3) Build a trap door/waterslide on my front walkway that she’ll fall into, taking her on a magical voyage into a room under my home. In this room will be my package on a golden altar, with a sign saying “Please pick up this package.” When she picks it up, an elevator will lift her back to my front porch, package in hand.

4) Threaten to make her listen to 44 minutes of hold music from your website. I’ve been doing that this evening and feel that she will go to great lengths to avoid it.

If you have any other ideas, I would be more than willing to listen to them in the hope that my letter carrier will one day pick up packages for which I schedule pick ups.

Thank you for your time. I’d write more, but I have to go build a giant robotic puppy that will make cute little barking noises as it carries my package to the letter carrier tomorrow.

Your buddy,

Ian Guch

We Must Learn To Embrace The Suck

I screw things up all the time.  I’ve written a number of books and some of them were entirely ignored.  My first version of my website was so bad that it literally made people dizzy to look at it.  I sneeze when I see people getting married on the beach and I once farted so loud at a restaurant that a little kid across the room pointed and said “That man tooted.”

Fortunately for me, you screw up all the time, too.  And so does your mother.  And so does your great uncle.  If there’s one thing that all of us have hopefully learned, it’s that we are continually making mistakes and there’s nothing we can do about it.

According to this article in Scientific American, this is one of the main reasons that people don’t go into science.  Young kids may enjoy looking at Bill Nye videos and look forward to the latest technological marvel from Elon Musk and Apple Computer, but once they get into school, they frequently learn to despise science.  How?  By failing at it.

This problem is understandable when you go back to the italicized idea above.  Nobody wants to waste their time doing things the wrong way.  Nobody likes to feel confused and bewildered by the things around them.  Nobody wants to feel stupid.  Unfortunately, science is one of those areas in life where you’re almost guaranteed to make gigantic mistakes on a regular basis.

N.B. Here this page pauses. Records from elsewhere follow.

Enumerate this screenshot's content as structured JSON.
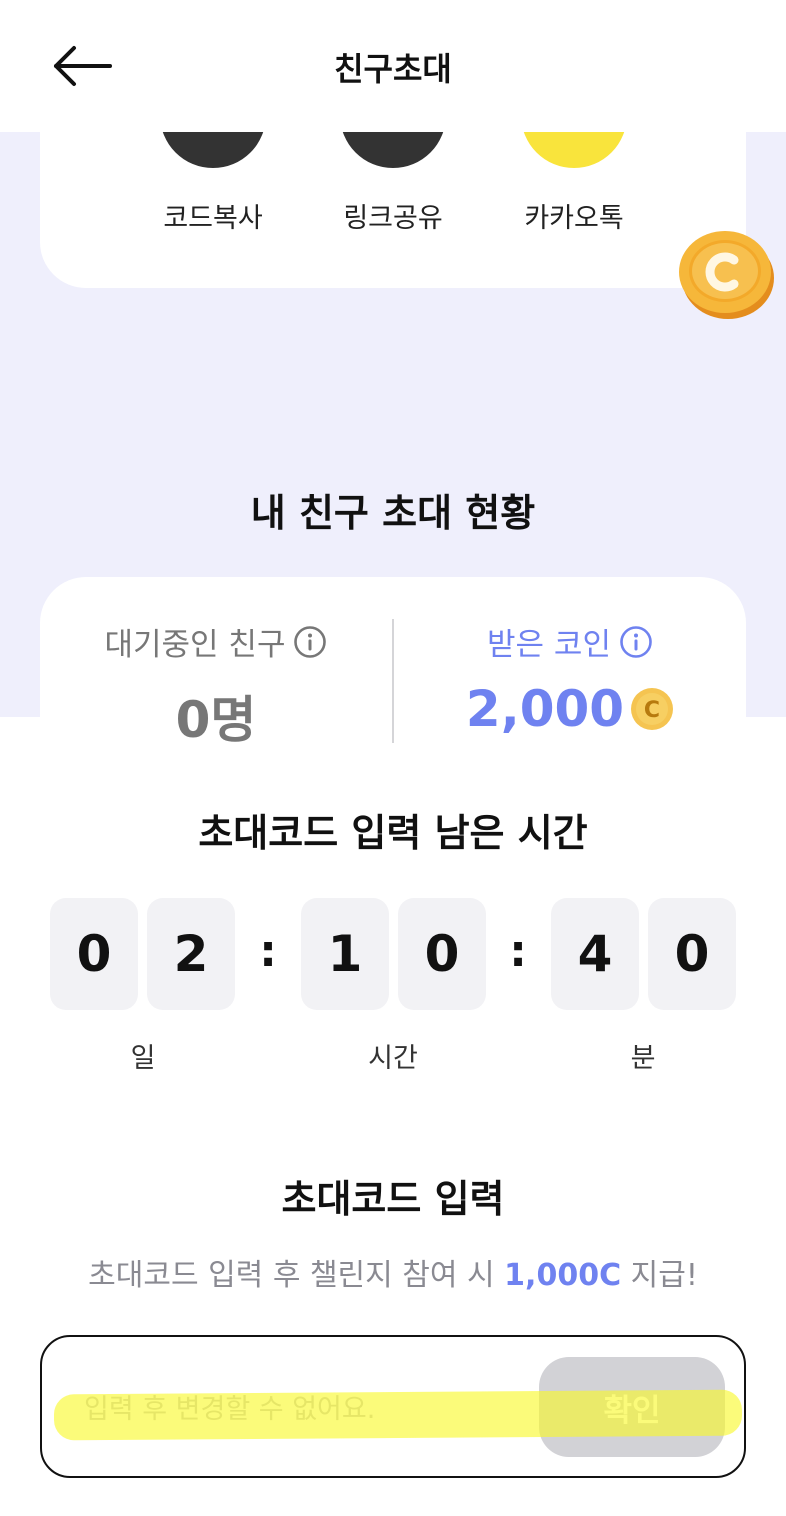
{
  "header": {
    "title": "친구초대"
  },
  "share": {
    "items": [
      {
        "label": "코드복사",
        "color": "#333333"
      },
      {
        "label": "링크공유",
        "color": "#333333"
      },
      {
        "label": "카카오톡",
        "color": "#f9e43c"
      }
    ]
  },
  "status": {
    "title": "내 친구 초대 현황",
    "pending_label": "대기중인 친구",
    "pending_value": "0명",
    "coins_label": "받은 코인",
    "coins_value": "2,000",
    "coin_symbol": "C"
  },
  "timer": {
    "title": "초대코드 입력 남은 시간",
    "digits": [
      "0",
      "2",
      "1",
      "0",
      "4",
      "0"
    ],
    "separator": ":",
    "units": [
      "일",
      "시간",
      "분"
    ]
  },
  "code": {
    "title": "초대코드 입력",
    "subtitle_prefix": "초대코드 입력 후 챌린지 참여 시 ",
    "subtitle_accent": "1,000C",
    "subtitle_suffix": " 지급!",
    "placeholder": "입력 후 변경할 수 없어요.",
    "confirm_label": "확인"
  },
  "colors": {
    "accent": "#6f82f0",
    "lavender_bg": "#efeffc",
    "coin_gold": "#f5b431"
  }
}
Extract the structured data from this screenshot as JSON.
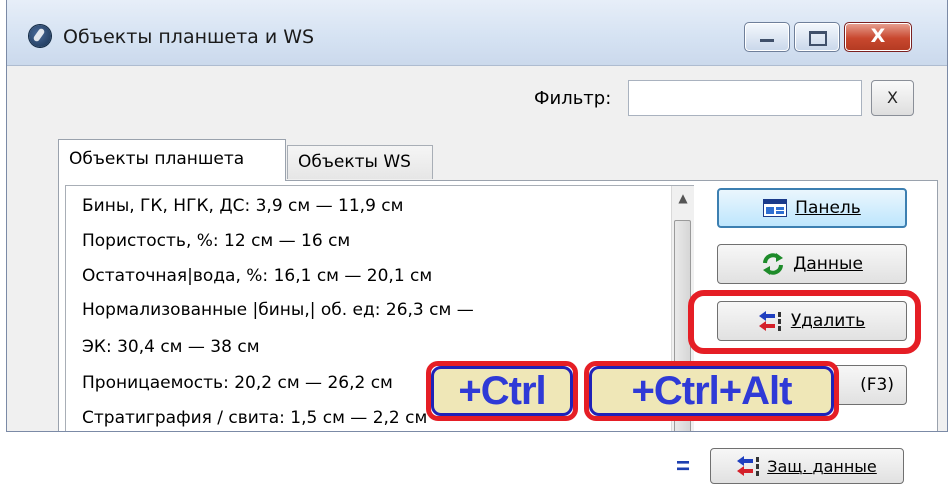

So, given that people continually screw things up and that nobody likes to feel stupid, how can we get people to go into science?  The answer:  Embrace the suck.

For some reason, our students have gotten the idea that anything less than perfection is terrible and that making mistakes is a crime.  As science teachers, it’s our job to show them that this isn’t the case.  Not only is it not stupid to make mistakes, but it’s how we figure out what we’re doing.  The entire scientific method is built around the idea that we’ll make bad guesses about the world and slowly but surely make them better.  Rather than feeling bad about our mistakes, we should embrace them as part of the learning process.

How do we teach our students how to screw up?  By making them screw up, of course.  We need to give our students lab activities that are challenging enough that they sometimes won’t be able to come up with the right answer.  And when our students miss the point of what they’re doing, we need to tell them that it’s fine to make mistakes and that they’re not idiots for having done so.

I give a lecture each year that I call the “You are an idiot” talk.  I don’t do this because I actually think my students are idiots, or because I want them to feel dumb.  Instead, the message is just what I’ve written here:  That scientists screw up all the time and that’s it’s totally OK to make mistakes.  For a scientists, making mistakes is not a big deal.  Failure to learn from mistakes, on the other hand, is.

Teaching our students to screw up is one of the best things we can do.  If we can get our students to understand that making mistakes is inevitable and that nobody can avoid it, they’ll stop feeling bad when they make mistakes.  And when they stop feeling bad about making mistakes, they’ll be better able to move on from them.